Beijing’s man in London, Ambassador Liu Xiaoming, has been missioned to focus on the Sino-British friendship “beyond Brexit”. Negotiations on the future of the UK-Europe relationship may be moving slowly, but China is “ready to join hands with British friends from all sectors" he declared late last year to members of Parliament. “We are ready to join hands with each and every one of you present today and with British friends from all sectors to build a lasting China-UK "Golden Era" that will bear more "golden fruits" and deliver more benefits to the people of our two countries”, he said. 

China’s state banks have raised their profile in London. Through capital increases, China is also a major shareholder in Britain’s largest bank, HSBC, a key-player in the Belt and Road Initiative, Beijing’s “New Silk Road”. Stepping in for Prime Minister Theresa May at the BRI summit in Beijing last May, British Chancellor Philip Hammond insisted that “Britain, lying at the Western end of the Belt and Road, is a natural partner in this endeavour”. For all the hopes of British engineering companies receiving huge consulting fees for infrastructure projects, it seems China is determined to use its own engineers and advisers, or sometimes the local ones. Moreover,  Theresa May failed to give her full support to the BRI, when in China a couple of weeks ago.

From the beginning, there seemed to have been a divide within the British government on how to deal with China. The Foreign Office and the Home Office (previously run by a cautious Theresa May) had sent warnings about cyber espionage and the lack of reciprocity for British companies. There were also concerns about reactions across the Atlantic, after a senior White House official accused London of “constant accommodation” towards China, three years ago. The official was referring to London breaking ranks with European and American allies by being the first Western country to join Beijing’s new Asian Infrastructure Investment Bank, in 2015.

With Britain looking for partners outside the EU, there will surely be more accommodation, no less, which will heighten the risk of damaging further the relationship with Donald Trump’s United States,  bracing itself for a possible trade war with China. 
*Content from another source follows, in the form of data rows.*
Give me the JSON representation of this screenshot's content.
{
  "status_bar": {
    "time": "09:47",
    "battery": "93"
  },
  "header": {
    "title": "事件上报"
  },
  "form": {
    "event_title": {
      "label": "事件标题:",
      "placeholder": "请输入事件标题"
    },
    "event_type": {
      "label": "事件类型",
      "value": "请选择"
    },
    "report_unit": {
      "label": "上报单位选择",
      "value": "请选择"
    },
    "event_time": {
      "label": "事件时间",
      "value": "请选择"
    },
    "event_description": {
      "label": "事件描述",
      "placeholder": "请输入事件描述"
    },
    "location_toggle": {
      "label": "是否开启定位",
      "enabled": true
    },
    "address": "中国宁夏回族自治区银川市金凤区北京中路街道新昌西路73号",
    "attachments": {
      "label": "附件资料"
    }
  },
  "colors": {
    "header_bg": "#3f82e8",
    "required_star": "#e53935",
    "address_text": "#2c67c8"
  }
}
There are other issues at stake. The opacity of the Chinese economic system makes it difficult to foresee which direction China’s globalization will take next, besides pushing its exports growth in order to maintain a 6.5 percent growth rate. With a Chinese political system tightening its grip and imposing capital controls, many questions remain unanswered. If China is to play a larger role in the City, would the latter be able to maintain transparency regulations or would it have to redefine itself to match Chinese interests? What about money laundering? 
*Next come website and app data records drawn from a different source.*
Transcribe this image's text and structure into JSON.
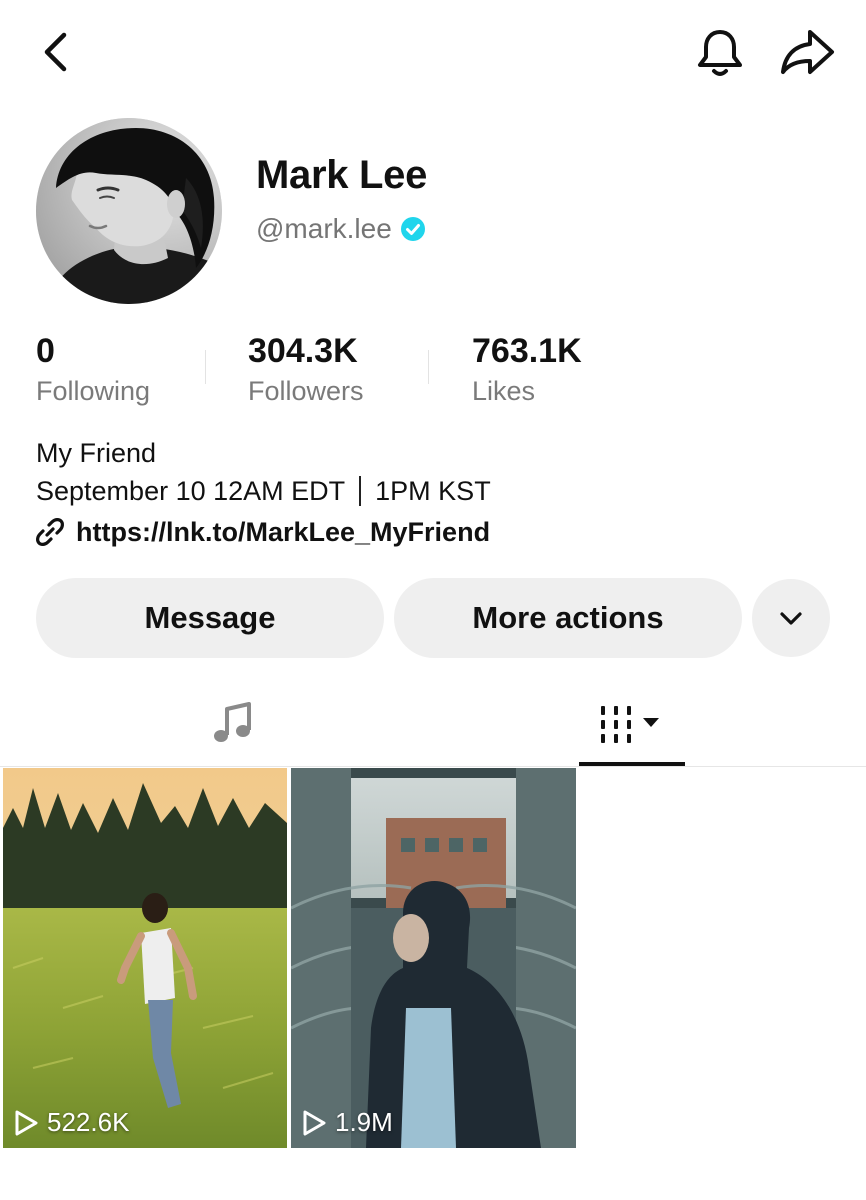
{
  "profile": {
    "name": "Mark Lee",
    "handle": "@mark.lee",
    "verified": true,
    "avatar": "profile-photo"
  },
  "stats": [
    {
      "value": "0",
      "label": "Following"
    },
    {
      "value": "304.3K",
      "label": "Followers"
    },
    {
      "value": "763.1K",
      "label": "Likes"
    }
  ],
  "bio": {
    "line1": "My Friend",
    "line2_date": "September 10 12AM EDT",
    "line2_time": "1PM KST",
    "link": "https://lnk.to/MarkLee_MyFriend"
  },
  "actions": {
    "message": "Message",
    "more_actions": "More actions"
  },
  "tabs": {
    "active": "videos-grid"
  },
  "videos": [
    {
      "views": "522.6K",
      "thumbnail": "man-running-in-grass-field"
    },
    {
      "views": "1.9M",
      "thumbnail": "man-in-hood-under-covered-walkway"
    }
  ],
  "colors": {
    "verified": "#20D5EC",
    "button_bg": "#EFEFEF",
    "secondary_text": "#7A7A7A"
  },
  "icons": [
    "back-icon",
    "bell-icon",
    "share-icon",
    "verified-icon",
    "link-icon",
    "chevron-down-icon",
    "music-note-icon",
    "grid-icon",
    "play-icon"
  ]
}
Since the referendum, many British politicians have continued to publicly avoid controversial subjects such as human rights in China, Tibet, Taiwan, or even the political situation inside the former British colony of Hong Kong, now a special administrative region of China. A few weeks ago, it was also revealed that David Cameron had become vice chairman of a new £750 million UK government-backed China investment fund to “help British and Chinese businesses in sectors such as technology, healthcare and infrastructure”. Interestingly, "the fund will be domiciled in the Republic of Ireland", a country that will of course remain part of the EU. No doubt London is preparing for tomorrow’s challenges.

It is fair to say that Beijing was first taken aback by the 2016 referendum’s result. Originally, it wanted to use Britain as a key-entry point to the European Union single market. With Brexit looming, a stand-alone UK is looking for new partners. Last October’s 19th Communist Party Congress clearly stated China’s intention to be a top world player and interact with many countries. Post-Brexit, China will not be averse to make use of the UK’s main asset, i.e. its financial centre. As for Chinese previous plans to invest in the “northern powerhouse” (in the north of England) or poorer English regions, they seem to have faded away. If and when the UK decides to close the curtain on its EU membership, China will be there, if - and only if - it suits its own agenda.
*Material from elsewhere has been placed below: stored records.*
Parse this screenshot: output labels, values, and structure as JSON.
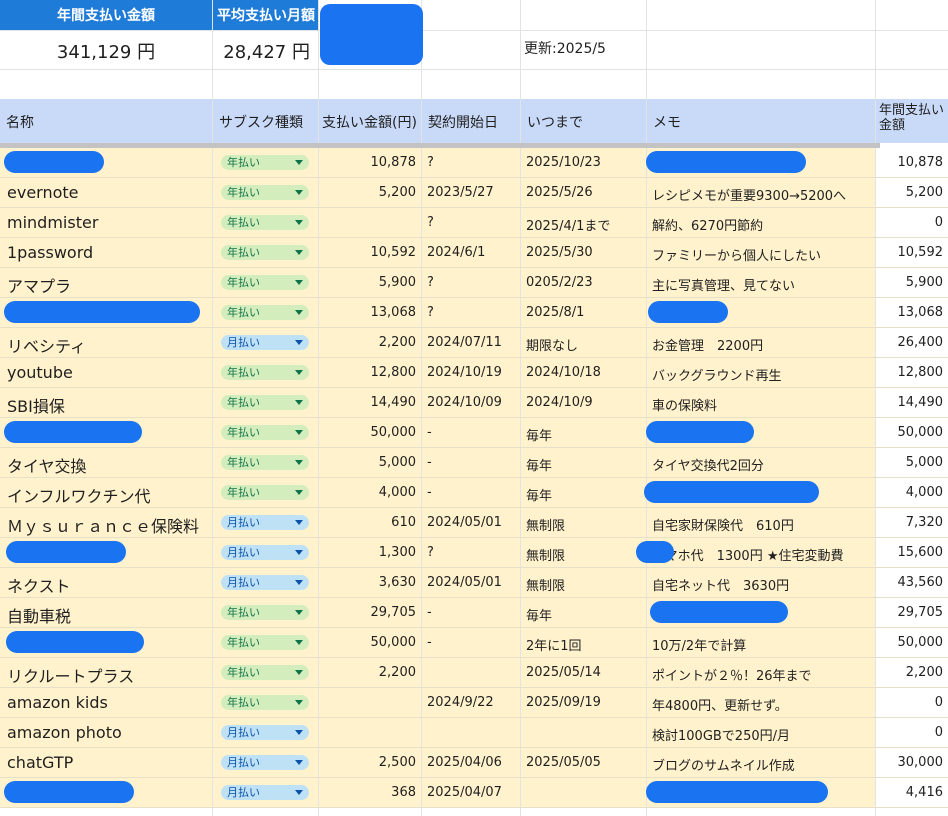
{
  "summary": {
    "annual_label": "年間支払い金額",
    "annual_value": "341,129 円",
    "monthly_label": "平均支払い月額",
    "monthly_value": "28,427 円",
    "updated": "更新:2025/5"
  },
  "headers": {
    "name": "名称",
    "type": "サブスク種類",
    "amount": "支払い金額(円)",
    "start": "契約開始日",
    "until": "いつまで",
    "memo": "メモ",
    "annual": "年間支払い金額"
  },
  "colors": {
    "accent": "#1f7bd8",
    "header_bg": "#c9daf8",
    "row_bg": "#fff2cc",
    "redaction": "#1a73f0"
  },
  "rows": [
    {
      "name": "",
      "type": "年払い",
      "amount": "10,878",
      "start": "?",
      "until": "2025/10/23",
      "memo": "",
      "annual": "10,878"
    },
    {
      "name": "evernote",
      "type": "年払い",
      "amount": "5,200",
      "start": "2023/5/27",
      "until": "2025/5/26",
      "memo": "レシピメモが重要9300→5200へ",
      "annual": "5,200"
    },
    {
      "name": "mindmister",
      "type": "年払い",
      "amount": "",
      "start": "?",
      "until": "2025/4/1まで",
      "memo": "解約、6270円節約",
      "annual": "0"
    },
    {
      "name": "1password",
      "type": "年払い",
      "amount": "10,592",
      "start": "2024/6/1",
      "until": "2025/5/30",
      "memo": "ファミリーから個人にしたい",
      "annual": "10,592"
    },
    {
      "name": "アマプラ",
      "type": "年払い",
      "amount": "5,900",
      "start": "?",
      "until": "0205/2/23",
      "memo": "主に写真管理、見てない",
      "annual": "5,900"
    },
    {
      "name": "",
      "type": "年払い",
      "amount": "13,068",
      "start": "?",
      "until": "2025/8/1",
      "memo": "",
      "annual": "13,068"
    },
    {
      "name": "リベシティ",
      "type": "月払い",
      "amount": "2,200",
      "start": "2024/07/11",
      "until": "期限なし",
      "memo": "お金管理　2200円",
      "annual": "26,400"
    },
    {
      "name": "youtube",
      "type": "年払い",
      "amount": "12,800",
      "start": "2024/10/19",
      "until": "2024/10/18",
      "memo": "バックグラウンド再生",
      "annual": "12,800"
    },
    {
      "name": "SBI損保",
      "type": "年払い",
      "amount": "14,490",
      "start": "2024/10/09",
      "until": "2024/10/9",
      "memo": "車の保険料",
      "annual": "14,490"
    },
    {
      "name": "",
      "type": "年払い",
      "amount": "50,000",
      "start": "-",
      "until": "毎年",
      "memo": "",
      "annual": "50,000"
    },
    {
      "name": "タイヤ交換",
      "type": "年払い",
      "amount": "5,000",
      "start": "-",
      "until": "毎年",
      "memo": "タイヤ交換代2回分",
      "annual": "5,000"
    },
    {
      "name": "インフルワクチン代",
      "type": "年払い",
      "amount": "4,000",
      "start": "-",
      "until": "毎年",
      "memo": "",
      "annual": "4,000"
    },
    {
      "name": "Ｍｙｓｕｒａｎｃｅ保険料",
      "type": "月払い",
      "amount": "610",
      "start": "2024/05/01",
      "until": "無制限",
      "memo": "自宅家財保険代　610円",
      "annual": "7,320"
    },
    {
      "name": "",
      "type": "月払い",
      "amount": "1,300",
      "start": "?",
      "until": "無制限",
      "memo": "スマホ代　1300円 ★住宅変動費",
      "annual": "15,600"
    },
    {
      "name": "ネクスト",
      "type": "月払い",
      "amount": "3,630",
      "start": "2024/05/01",
      "until": "無制限",
      "memo": "自宅ネット代　3630円",
      "annual": "43,560"
    },
    {
      "name": "自動車税",
      "type": "年払い",
      "amount": "29,705",
      "start": "-",
      "until": "毎年",
      "memo": "",
      "annual": "29,705"
    },
    {
      "name": "",
      "type": "年払い",
      "amount": "50,000",
      "start": "-",
      "until": "2年に1回",
      "memo": "10万/2年で計算",
      "annual": "50,000"
    },
    {
      "name": "リクルートプラス",
      "type": "年払い",
      "amount": "2,200",
      "start": "",
      "until": "2025/05/14",
      "memo": "ポイントが２％！26年まで",
      "annual": "2,200"
    },
    {
      "name": "amazon kids",
      "type": "年払い",
      "amount": "",
      "start": "2024/9/22",
      "until": "2025/09/19",
      "memo": "年4800円、更新せず。",
      "annual": "0"
    },
    {
      "name": "amazon photo",
      "type": "月払い",
      "amount": "",
      "start": "",
      "until": "",
      "memo": "検討100GBで250円/月",
      "annual": "0"
    },
    {
      "name": "chatGTP",
      "type": "月払い",
      "amount": "2,500",
      "start": "2025/04/06",
      "until": "2025/05/05",
      "memo": "ブログのサムネイル作成",
      "annual": "30,000"
    },
    {
      "name": "",
      "type": "月払い",
      "amount": "368",
      "start": "2025/04/07",
      "until": "",
      "memo": "",
      "annual": "4,416"
    }
  ]
}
This article was originally published by the Institut Montaigne.